This has been a very good debate, in which a number of important issues have been raised. I pay tribute to the Chairman and members of the Select Committee for their perseverance and application in inquiring into these complex matters.

We share the Committee's view that efficient and affordable sea transport services are vital to the movement of essential imports and economically important exports for the islands communities. As evidence of our commitment to support essential shipping services to the islands, we shall this year provide subsidies of £7.6 million for P and O Scottish Ferries for passenger services, £700,000 for P and O and Orcargo for livestock exports and £300,000 for bulk shipping operators. That is in addition to grant assistance for pier and harbour works at Scrabster, Stromness and elsewhere in Orkney and Shetland. The Government have paid Orkney and Shetland some £11 million in piers and harbours grant in the past five years.

Our policy is to allow the private sector, wherever appropriate, to deliver the necessary services, but I have been asked why CalMac is not being allowed to tender. CalMac is wholly owned by the Secretary of State, and the undertaking with the Secretary of State is to provide an approved lifeline ferry service on the west coast. There is no undertaking to provide services to the Northern Isles. We examined the matter carefully, and it was decided that, on balance, it would not be appropriate to allow CalMac to tender.

A number of factors influenced that decision. First, CalMac's core business is the provision of lifeline services on the west coast; secondly, we believe that the role of the public sector in the economy should be restricted and that, wherever possible, services should be provided by the private sector. Furthermore, the

Government wanted the tendering process to be seen as entirely fair.

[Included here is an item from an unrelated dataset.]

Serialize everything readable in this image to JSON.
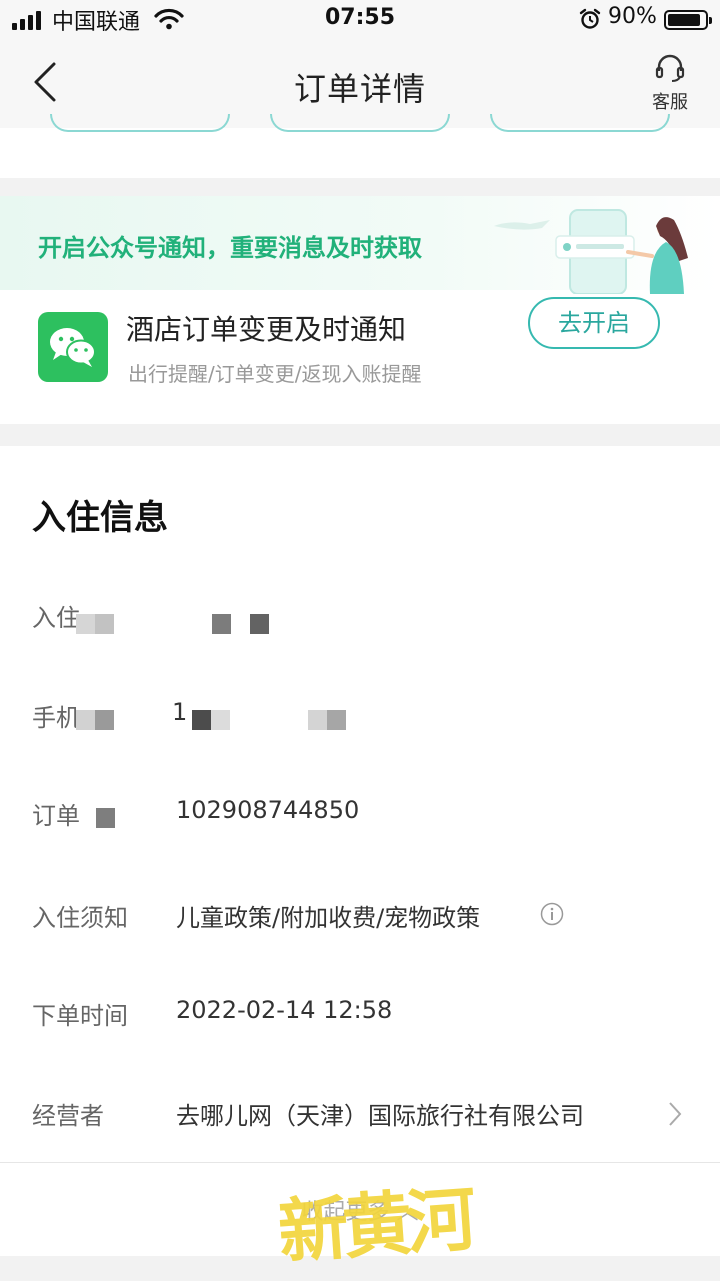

If CalMac had been allowed to tender on the back of Government funds, that would have been unfair to private sector competitors.